  • Allegra Rainbow
    January 7, 2020 (3:34 pm)

    Just curious, some old family friends of mine have, ever since I’ve known them, lived off the grid. How would you expect them to heat their place? They live in Myrtle creek technically but they are out a small dirt road on 160 acres. They use a generator for the fridge but it would be too costly to heat their house that way.

    • John
      January 7, 2020 (5:47 pm)

      Try rocket mass heaters. Efficient, warm, inexpensive to use, use very little wood, create almost no pollution:

    • Oregon Environmental Council
      February 5, 2020 (9:13 pm)

      Hi there- thanks for your comment.

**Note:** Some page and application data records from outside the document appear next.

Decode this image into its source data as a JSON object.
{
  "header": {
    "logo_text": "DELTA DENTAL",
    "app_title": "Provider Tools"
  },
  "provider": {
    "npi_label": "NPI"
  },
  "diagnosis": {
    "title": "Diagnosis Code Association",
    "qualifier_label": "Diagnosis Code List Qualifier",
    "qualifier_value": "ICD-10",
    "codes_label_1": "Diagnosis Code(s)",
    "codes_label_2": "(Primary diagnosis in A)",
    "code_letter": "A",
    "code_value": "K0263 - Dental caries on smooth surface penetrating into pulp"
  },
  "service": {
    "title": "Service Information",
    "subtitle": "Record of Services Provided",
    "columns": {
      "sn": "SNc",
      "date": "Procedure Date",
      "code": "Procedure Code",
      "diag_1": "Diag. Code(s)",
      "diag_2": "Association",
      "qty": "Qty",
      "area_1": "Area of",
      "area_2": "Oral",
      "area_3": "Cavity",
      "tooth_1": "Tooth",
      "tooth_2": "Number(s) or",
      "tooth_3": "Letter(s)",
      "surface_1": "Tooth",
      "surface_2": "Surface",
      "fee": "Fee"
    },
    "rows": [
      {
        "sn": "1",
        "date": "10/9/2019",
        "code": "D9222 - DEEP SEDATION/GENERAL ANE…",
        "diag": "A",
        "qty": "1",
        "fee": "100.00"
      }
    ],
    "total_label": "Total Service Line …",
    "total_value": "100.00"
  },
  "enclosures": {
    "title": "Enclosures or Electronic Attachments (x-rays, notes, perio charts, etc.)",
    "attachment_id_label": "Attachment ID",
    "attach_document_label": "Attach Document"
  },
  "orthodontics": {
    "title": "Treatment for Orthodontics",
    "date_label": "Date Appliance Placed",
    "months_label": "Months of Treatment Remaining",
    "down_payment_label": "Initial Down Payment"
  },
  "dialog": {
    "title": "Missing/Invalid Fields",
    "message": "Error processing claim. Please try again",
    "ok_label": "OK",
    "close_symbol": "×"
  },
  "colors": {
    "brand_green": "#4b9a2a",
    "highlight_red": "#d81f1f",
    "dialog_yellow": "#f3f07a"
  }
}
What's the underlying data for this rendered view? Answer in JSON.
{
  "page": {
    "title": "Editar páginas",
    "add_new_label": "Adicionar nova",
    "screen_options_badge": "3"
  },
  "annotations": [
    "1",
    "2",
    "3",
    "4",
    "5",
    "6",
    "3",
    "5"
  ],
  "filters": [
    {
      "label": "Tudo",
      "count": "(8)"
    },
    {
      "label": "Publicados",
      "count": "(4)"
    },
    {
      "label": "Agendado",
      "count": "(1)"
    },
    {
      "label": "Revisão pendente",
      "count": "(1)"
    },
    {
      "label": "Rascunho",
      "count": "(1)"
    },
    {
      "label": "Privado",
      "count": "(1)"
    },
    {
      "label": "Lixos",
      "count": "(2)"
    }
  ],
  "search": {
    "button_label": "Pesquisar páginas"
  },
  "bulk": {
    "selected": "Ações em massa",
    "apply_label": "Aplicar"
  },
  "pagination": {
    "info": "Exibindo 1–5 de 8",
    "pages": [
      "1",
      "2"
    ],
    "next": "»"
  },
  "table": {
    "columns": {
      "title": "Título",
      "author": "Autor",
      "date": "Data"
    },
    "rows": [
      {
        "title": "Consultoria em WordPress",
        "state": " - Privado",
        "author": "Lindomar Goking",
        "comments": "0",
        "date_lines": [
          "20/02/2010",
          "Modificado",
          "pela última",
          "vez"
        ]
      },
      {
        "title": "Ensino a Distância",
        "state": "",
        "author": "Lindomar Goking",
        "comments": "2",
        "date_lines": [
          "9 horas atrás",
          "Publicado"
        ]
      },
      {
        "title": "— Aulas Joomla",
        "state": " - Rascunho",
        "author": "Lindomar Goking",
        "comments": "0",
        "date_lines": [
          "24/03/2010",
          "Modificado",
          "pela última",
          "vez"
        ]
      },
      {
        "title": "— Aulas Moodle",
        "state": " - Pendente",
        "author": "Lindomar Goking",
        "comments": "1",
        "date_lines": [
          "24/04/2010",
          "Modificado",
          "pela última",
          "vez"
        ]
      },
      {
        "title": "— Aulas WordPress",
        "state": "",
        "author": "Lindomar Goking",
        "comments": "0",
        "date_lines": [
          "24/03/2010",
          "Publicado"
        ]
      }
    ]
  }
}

There are exemptions in the wood burning ordinances for rural and low-income communities, and OEC supports that. We are just advocating for folks who burn wood as secondary hearing (ie. they have other means to heat their house) or for ambiance to reduce their burning or to burn cleaner. We are also just hoping these educational materials will encourage folks to upgrade to cleaner burning systems and take advantage of the programs out there.

  • Colleen Taylor
    January 9, 2020 (6:16 am)

    What about wood stoves that use pellets. Are these equally harmful to air quality and indoor air quality.

    • Jamie Pang
      February 5, 2020 (9:15 pm)

      Thanks for your question- EPA certified wood stoves and pellet stoves do burn cleaner than traditional, older wood stoves, and pellets do tend to burn cleaner than wood, although they still emit some toxics. In comparison, they affect air quality more than a gas heater or an electric heat pump, but less than burning wood would.

  • Aylan Smitt
    January 17, 2020 (2:00 am)

    Many manufacturer laim that their stoves produce little pollution and all fail in the real world.